In the third round, Lita Hutapea, an Advisor of WTID, delivered several points in regards to WTID's future preferences and expectations for tourism recovery. She remarked that an Integrated and holistic Policy for women to have access to funding, education, networking, and natural resources management are the key to success of empowerment to outcome the recovery due to covid has previously restricted them in underprivileged access to obtain face to face education and networking. 


Given the case mentioned, we can expect that we need digital transformation or transition for women in accessing inclusive education especially in grassroots to have a better understanding about branding, sales, marketing and promotion. We can be optimistic by emphasizing women’s skill and education. In 1-2 years onwards, we can expect improvements in women’s skill and competitiveness on MSMEs in order to encourage creative economy, developing and adding value to local products (i.e gastronomy, spa, or local herbs).

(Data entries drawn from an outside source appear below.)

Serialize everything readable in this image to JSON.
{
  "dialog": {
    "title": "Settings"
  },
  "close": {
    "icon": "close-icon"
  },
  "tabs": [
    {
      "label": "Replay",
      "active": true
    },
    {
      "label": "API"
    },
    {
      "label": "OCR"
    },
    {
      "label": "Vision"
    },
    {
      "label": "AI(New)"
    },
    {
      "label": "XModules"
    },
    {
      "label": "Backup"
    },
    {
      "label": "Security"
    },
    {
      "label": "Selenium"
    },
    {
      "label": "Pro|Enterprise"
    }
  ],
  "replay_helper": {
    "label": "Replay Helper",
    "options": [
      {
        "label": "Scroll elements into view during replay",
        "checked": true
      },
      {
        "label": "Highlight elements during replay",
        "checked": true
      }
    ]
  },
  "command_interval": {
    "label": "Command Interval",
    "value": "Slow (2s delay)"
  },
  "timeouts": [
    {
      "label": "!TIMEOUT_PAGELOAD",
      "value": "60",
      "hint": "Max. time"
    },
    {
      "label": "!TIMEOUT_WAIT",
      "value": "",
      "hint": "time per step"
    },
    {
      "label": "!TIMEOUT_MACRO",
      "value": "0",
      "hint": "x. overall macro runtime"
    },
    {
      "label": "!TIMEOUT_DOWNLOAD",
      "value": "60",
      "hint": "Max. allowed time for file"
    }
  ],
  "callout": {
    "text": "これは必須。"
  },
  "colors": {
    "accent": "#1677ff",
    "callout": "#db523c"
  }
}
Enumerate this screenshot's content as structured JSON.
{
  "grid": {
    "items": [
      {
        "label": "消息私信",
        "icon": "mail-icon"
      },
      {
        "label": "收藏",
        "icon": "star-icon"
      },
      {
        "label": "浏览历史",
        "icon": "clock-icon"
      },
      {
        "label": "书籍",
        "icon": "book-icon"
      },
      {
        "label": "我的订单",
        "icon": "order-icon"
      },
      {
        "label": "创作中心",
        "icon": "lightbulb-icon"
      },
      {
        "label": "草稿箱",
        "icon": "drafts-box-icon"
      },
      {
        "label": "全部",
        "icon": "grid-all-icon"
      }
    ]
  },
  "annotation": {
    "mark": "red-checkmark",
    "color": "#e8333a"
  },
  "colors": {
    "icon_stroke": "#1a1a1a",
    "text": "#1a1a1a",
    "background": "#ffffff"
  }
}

Nevertheless, to achieve the goals we expected, Lita tried to explain 2 issues and challenges that we may encounter in the future actions as below:

  1. How encourage women in grassroots can create creative funding to support tourism development

  2. How to measure indicators of sustainability in women equity


Hence, as an NGO that has a strong concern to protect gender equality, we need to strengthen policy and practices by enhancing collaborations, comprehensive actions and expanding awareness to achieve an immediate outcome in the post COVID-19 pandemic.

Reported by Anindwitya R Monica

Edited by Laras C. Laksi